IAM asked whether J9 was aware of recent COVID cases on board vessels Philadelphia Express and St. Louis Express.  J9 stated they were aware, and the same protocols for these vessels (in terms of DoD HHG shipments) would apply as they did for the Maersk Idaho (essentially a one for one slip in RDD and responsibility for inconvenience claim to coincide with how late the vessel is to the appropriate port beyond the original scheduled arrival). 

 

J9 asked for any instances of installation access problems since last week.  No inputs were provided.

 

IAM asked about the status of reweigh guidance to clarify what is in the IT20; and guidance on how the 24 hour advance notice is supposed to work in practice for international shipments.  J9 acknowledged both issues raised, and said they were still working answers.

 

Dan Wolfert of the Navy thanked industry for working with him on capacity issues in Hawaii.

 

AF PPA listed areas where they had no capacity, and wanted industry to be aware that there were business opportunities at the following locations:

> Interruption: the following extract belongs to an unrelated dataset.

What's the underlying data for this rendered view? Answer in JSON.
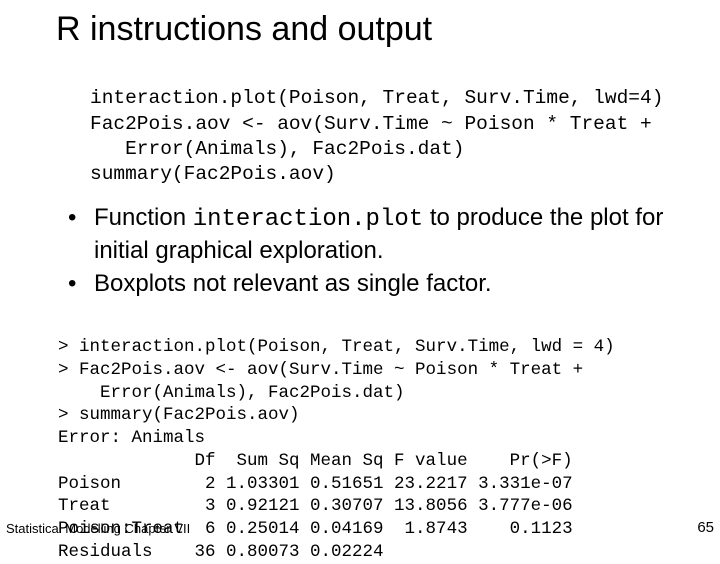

  • For short fuse this week, so far no capacity at White Sands NM; Mountain Home, ID; Minot ND; Ft McCoy WI; Davis Monthan AZ; and Blue Grass Army Depot, KY.
  • Short fuse for next week, so far no capacity for Davis Monthan and Blue Grass
  • And shipments for the week after next, Davis Monthan shows no capacity until 1 August.

 

J9 briefed that they intend to hold the Fall PPF virtually; and they threw out mid-September for a planning factor and asked for any conflicts.  IAM reminded J9 our annual meeting starts around 21 October, and so a mid September date was fine with us.  AF PPA warned that there might be a chance that shipment volumes could still be high at that time, making the ability for robust participation from industry and DoD challenging.  J9 acknowledged, but doesn’t want to back up too much, forcing delayed discussions about potential changes to the TOS too late into the fall. 

 

Army Sustainment Command (ASC) mentioned they are looking for Code 2 capacity for Ft Hood and Ft Bliss; it appears right now no one is accepting Code 2 shipments in that area.

 

IAM asked whether J9 had received any guidance yet from OSD on the impacts to the 2019 National Defense Authorization Act (NDAA) requiring acquisitions offices not to award government contracts to companies who use various Chinese technology companies.  This requirement goes into effect 13 Aug 2020; and most of industry and government are not prepared to implement.  Office of Management and Budget has decided that the requirement will remain for 13 Aug 2020; but will only be for prime contractors, not subcontractors.  Subcontractors will be required to certify they do not use the prohibited technology companies by 13 August 2021.  Since any TSP who files rates under DP3 is essentially a prime contractor to the DoD, IAM is trying to get a sense on the impact of this NDAA provision to DP3 approved TSPs.  Per J9, OSD has not yet provided guidance on how DoD will proceed.

 

Lt Col Lowery stated she continues to look for feedback from industry and JPPSOs on what each are seeing in the field that USTC should be aware of.  Please engage her with major issues/concerns. 

 

Rick Marsh thanked both TSPs and shipping offices for instances he said he has recently been made aware of where shipments were “going south” and TSPs and shipping offices stepped in to rescue the situation and make the customer feel good about the circumstances, and he appreciates the effort.